For this first time this year, the longlist announcement took place outside Toronto, at the University of British Columbia in Vancouver. This must have felt like something of a pyrrhic victory, since there are no West Coast authors on the list. By contrast, authors from Newfoundland did quite well: Moore, Johnston, Winter, and De Mariaffi all have ties to the province (though only Moore and De Mariaffi reside there year-round).

The jury praised the longlisted titles as “essential stories” that “offer a glimpse of who we are, who we might be.” The books are diverse in setting, but all of them privilege strong storytelling over formal technique (one reason, perhaps, that one of this year’s most formally impressive books, Douglas Glover’s story collection Savage Love, failed to make the cut).

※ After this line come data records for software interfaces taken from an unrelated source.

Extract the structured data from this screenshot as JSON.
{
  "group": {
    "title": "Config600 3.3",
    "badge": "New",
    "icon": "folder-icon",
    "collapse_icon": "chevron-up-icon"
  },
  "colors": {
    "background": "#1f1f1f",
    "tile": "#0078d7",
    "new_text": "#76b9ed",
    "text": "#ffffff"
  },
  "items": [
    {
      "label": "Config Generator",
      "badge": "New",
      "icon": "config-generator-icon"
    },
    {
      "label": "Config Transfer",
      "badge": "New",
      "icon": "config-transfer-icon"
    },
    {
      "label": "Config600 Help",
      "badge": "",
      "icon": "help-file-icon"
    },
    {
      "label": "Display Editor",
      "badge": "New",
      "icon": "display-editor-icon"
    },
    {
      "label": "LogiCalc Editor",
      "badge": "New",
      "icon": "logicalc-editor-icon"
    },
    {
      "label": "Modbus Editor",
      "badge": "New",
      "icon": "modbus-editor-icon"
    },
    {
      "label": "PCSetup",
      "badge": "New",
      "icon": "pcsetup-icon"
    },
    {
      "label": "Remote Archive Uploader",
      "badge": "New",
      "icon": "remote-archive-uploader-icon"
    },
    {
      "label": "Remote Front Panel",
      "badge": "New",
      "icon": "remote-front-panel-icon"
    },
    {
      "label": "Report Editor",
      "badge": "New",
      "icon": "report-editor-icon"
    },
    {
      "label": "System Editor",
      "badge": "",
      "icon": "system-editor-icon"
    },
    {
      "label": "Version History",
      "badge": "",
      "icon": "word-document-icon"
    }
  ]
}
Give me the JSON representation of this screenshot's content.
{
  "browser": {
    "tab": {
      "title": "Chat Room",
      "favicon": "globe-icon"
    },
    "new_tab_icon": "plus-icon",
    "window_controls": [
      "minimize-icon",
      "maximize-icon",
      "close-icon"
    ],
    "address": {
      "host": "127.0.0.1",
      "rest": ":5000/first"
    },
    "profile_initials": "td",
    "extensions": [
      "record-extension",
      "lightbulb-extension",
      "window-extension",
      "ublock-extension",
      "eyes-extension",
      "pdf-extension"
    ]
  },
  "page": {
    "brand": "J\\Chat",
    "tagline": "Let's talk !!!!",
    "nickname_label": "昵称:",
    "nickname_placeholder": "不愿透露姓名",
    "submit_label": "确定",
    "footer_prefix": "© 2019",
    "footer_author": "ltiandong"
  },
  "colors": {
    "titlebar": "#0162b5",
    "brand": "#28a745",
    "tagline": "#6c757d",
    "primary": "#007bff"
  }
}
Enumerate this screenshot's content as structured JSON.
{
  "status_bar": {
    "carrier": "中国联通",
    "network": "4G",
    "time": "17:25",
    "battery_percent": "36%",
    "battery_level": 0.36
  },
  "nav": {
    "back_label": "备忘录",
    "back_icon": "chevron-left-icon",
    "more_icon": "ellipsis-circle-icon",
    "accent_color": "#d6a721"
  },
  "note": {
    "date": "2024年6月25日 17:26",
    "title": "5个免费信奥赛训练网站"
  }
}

The insistence on storytelling over style is implicit in the jury’s comment that the thirteen longlisted books “tell unknown stories in remarkably familiar ways.” This is one of the strangest comments I’ve heard from a jury for a major literary prize – a group who might reasonably be expected to value newness and fresh ways of telling stories over familiarity. It is especially surprising from a jury that includes Lethem and Atwood, both of whom have been on the vanguard of new kinds of writing in the past few years.

It’s also not clear that it’s entirely true. Boyden’s novel is set in the 1600s among the Huron and Iroquois natives and Jesuit newcomers from France: this is hardly an unknown story (think Wacousta and Black Robe, for example). What is bracing about Boyden’s book is how modern it feels: he tells a familiar story in a new way. Similarly, Johnston’s book feels like a departure for him, both in terms of subject and style, as does Moore’s.

Regardless, the emphasis on familiarity recalls the infamous Booker jury of 2011, whose contentious shortlist (which, it must be noted, included Edugyan’s Giller-winning novel Half-Blood Blues) drew criticism for promoting a false divide between quality and readability and accusations of “self-congratulatory philistinism.” The arguments in favour of privileging books people will actually read over obscure critical darlings are well-known and, in some circles, highly persuasive. But as a factor in determining a longlist for a literary award, familiarity seems passing strange.


One Response to “Giller longlist highlights “essential stories” told in “familiar ways””
  1. Jeff Bursey says:

    Steven, hi.

    It is a somewhat depressing remark by the jury — “that the thirteen longlisted books ‘tell unknown stories in remarkably familiar ways.'” — and thanks for picking up on that. You also mention the echo with the 2011 Booker concerning readability and quality, but you can stay inside Canada and look at remarks made at the 2011 Writers’ trust awards, as quoted (by me) here: